On this day in my history, I was hospitalized for a psychotic break. I didn’t know it at the time; I thought I was going to a birthday party rather than the ICU of a psychiatric care center.
Today’s five-year, post-breakdown anniversary is a bittersweet reminder. I celebrate the absence of a re-occurrence, but recall vividly the horror of the injury.
The cause of the psychotic episode was determined to be bipolar disorder.
The name of that disease, its category of illness, and the shame of it all felt like more than I could accept in the spring of 2010. I certainly didn’t feel I would ever be right or normal.
However with medical treatment and a loving support system, I did learn I could be healthy and most importantly happy, genuinely happy even with a feared and disrespected illness as part of my whole.
I came to realize the man-made construct of control can be destroyed through a force outside of oneself. The savings account, the physical ability to work, the false sense of security.
I also learned how to rebuild with a more solid foundation.
I do not feel stronger for having survived. I am weaker — more timid, more hesitant, more fearful.
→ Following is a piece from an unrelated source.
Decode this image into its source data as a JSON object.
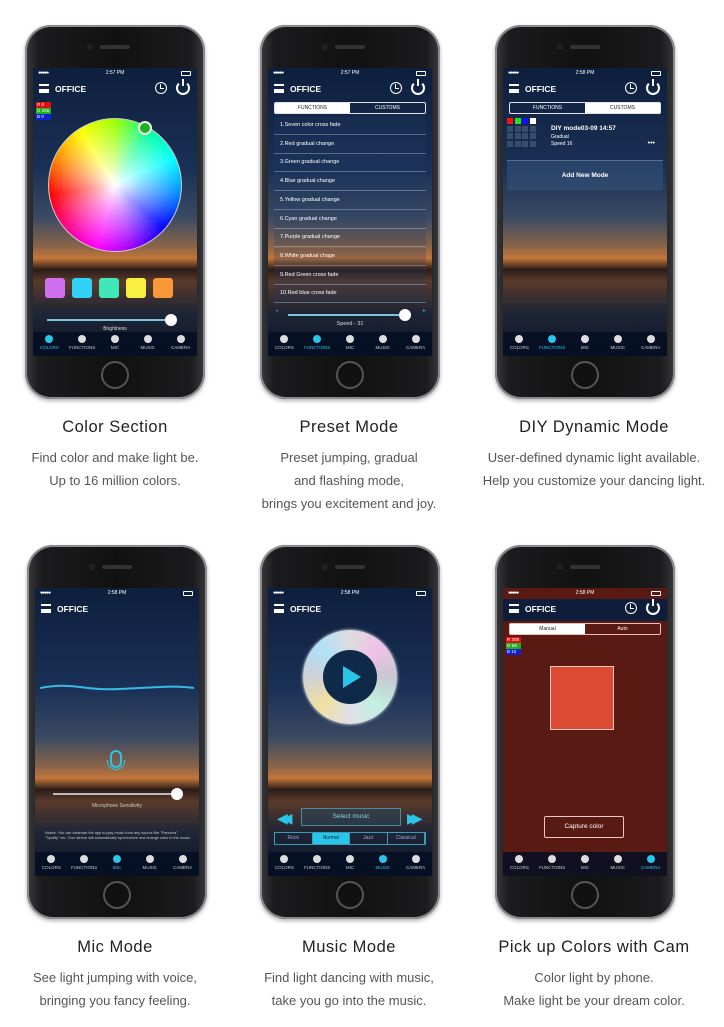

I literally have come to accept I am, in fact, not strong enough to live without the help of medical treatment. I have learned I am not strong enough to live without love and support, which I both give and receive.
A sense of gratitude did emerge from the rubble. I thank God for each day I am able to wake up symptom free. I appreciate my family, my friends, and my vocation as a writer. I am indebted for the men and women who came before me to study,understand, and treat mental illness so those afflicted can live with health. I learned to see the beauty of nature, and through this I recognize the evidence of divinity.
The title of my book, “Stress Fracture: A Memoir of Psychosis” speaks to the temporary nature of psychosis, a fracture, something that can be repaired. A stress fracture — differing from other bone fractures — results from repeated pressure put on a bone, which over time causes a break. Psychosis can be like that; the repeated pressure of living with an untreated or mistreated mental illness forces a fissure in sanity.
The book was shared so others can recognize many of the symptoms of a chronic mental illness can heal. People with mental illness can live well and enjoy the view from a place of a healthy mind, body, and soul.
Happy spring; happy new life. For my Catholic friends, on Easter Sunday sing those Alleluias jubilantly.
I admire your honesty Tara. Prayers for continued health!
Very true and written in a way others without bipolar can relate to. Lovely.